However, our journey doesn’t end yet. It was actually just beginning. Over the next several years we were blessed with four more children, two of which have also been diagnosed with autism.

For James, our third child, the suspicions that something wasn’t quite right started around the age of three. He would line toys up in rows, his speech was difficult to understand and he spoke with a strong American accent despite never having travelled there.

He was diagnosed with autism at age four and, we were, once again, caught up in the seemingly never-ending specialist appointments and therapy sessions.

Fast-forward six years and James is currently in grade five. He attends the mainstream classroom with an aide and has a modified curriculum. He is popular, happy and, most importantly, he loves school. Without the support of our school we could have had a very different outcome.


One year ago, we found ourselves venturing down the familiar path again, this time with our six-year-old son, Nicholas.

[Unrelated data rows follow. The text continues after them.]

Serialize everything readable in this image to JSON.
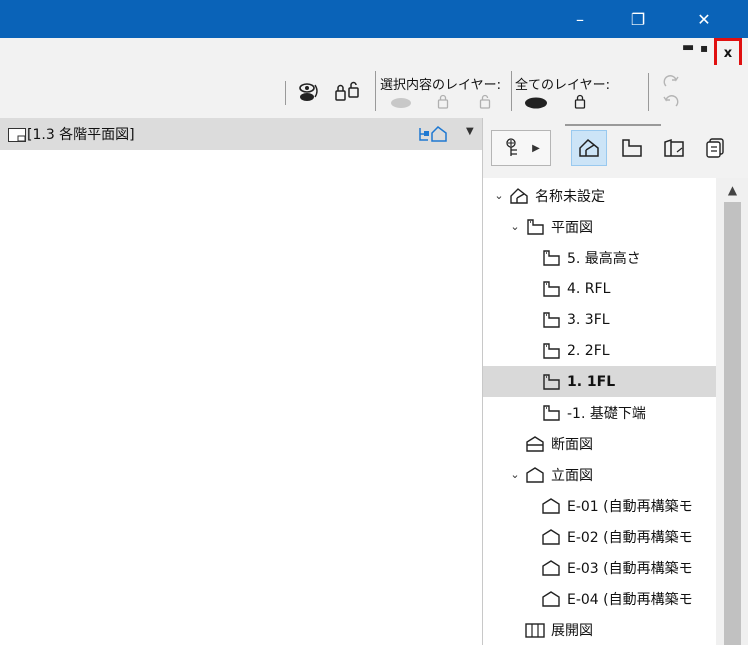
{
  "window": {
    "minimize_glyph": "–",
    "restore_glyph": "❐",
    "close_glyph": "✕"
  },
  "doc_controls": {
    "minimize_glyph": "▬",
    "restore_glyph": "▪",
    "close_glyph": "x"
  },
  "toolbar": {
    "selected_layer_label": "選択内容のレイヤー:",
    "all_layers_label": "全てのレイヤー:"
  },
  "tab": {
    "title": "[1.3 各階平面図]"
  },
  "navigator": {
    "tree": [
      {
        "label": "名称未設定",
        "icon": "project-icon",
        "chevron": "⌄"
      },
      {
        "label": "平面図",
        "icon": "floorplan-icon",
        "chevron": "⌄"
      },
      {
        "label": "5. 最高高さ",
        "icon": "story-icon"
      },
      {
        "label": "4. RFL",
        "icon": "story-icon"
      },
      {
        "label": "3. 3FL",
        "icon": "story-icon"
      },
      {
        "label": "2. 2FL",
        "icon": "story-icon"
      },
      {
        "label": "1. 1FL",
        "icon": "story-icon",
        "selected": true
      },
      {
        "label": "-1. 基礎下端",
        "icon": "story-icon"
      },
      {
        "label": "断面図",
        "icon": "section-icon"
      },
      {
        "label": "立面図",
        "icon": "elevation-icon",
        "chevron": "⌄"
      },
      {
        "label": "E-01 (自動再構築モ",
        "icon": "elevation-icon"
      },
      {
        "label": "E-02 (自動再構築モ",
        "icon": "elevation-icon"
      },
      {
        "label": "E-03 (自動再構築モ",
        "icon": "elevation-icon"
      },
      {
        "label": "E-04 (自動再構築モ",
        "icon": "elevation-icon"
      },
      {
        "label": "展開図",
        "icon": "interior-elevation-icon"
      }
    ]
  },
  "colors": {
    "titlebar": "#0a63b8",
    "highlight": "#e01010",
    "active_nav": "#cce4f7"
  }
}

But as you would expect by now, I am an old hand at this autism thing so we once again adjusted our sails and just got on with it.


Like all parents, I worry my children will not be accepted or will be bullied for being different. I worry about their future. I worry about what other people assume about our family when they witness our child’s more challenging day or behaviours.

“…But I believe we are never burdened with more than we can handle so I am sure there is a reason I have been blessed with these amazing children.”

The challenge for special needs parents is to remember that no one can be a superhero all the time. You need to allow yourself to feel weak, to break down and to grieve. You need to allow yourself to be real.

Ask for help, find your tribe, your village or that loyal friend, to prevent exhaustion and isolation.

We all have those ‘why me?’ moments. Just try not to dwell in that space for too long. Go and hug your children. Or, take a look in the mirror and remember you have been specially chosen to help your child navigate this wonderful life.

Although it can be hard, being a special needs parent also brings with it great joy. Parenting our children provides us with an opportunity to learn compassion, understanding and kindness. We never take the little things for granted – a word, a smile, a step, a hug and an “I love you, Mum”. These small achievements are an opportunity for great celebration, remind us to count our blessings and allow us to experience gratitude in a whole new way.

Nobody is prepared for the emotions that come with being a special needs parent but in our family, we love our life, we love each other and we all fit together in our own chaotic way. I do my best to ensure my children learn to love themselves and to follow their dreams. The journey might take a bit longer, but we will get there.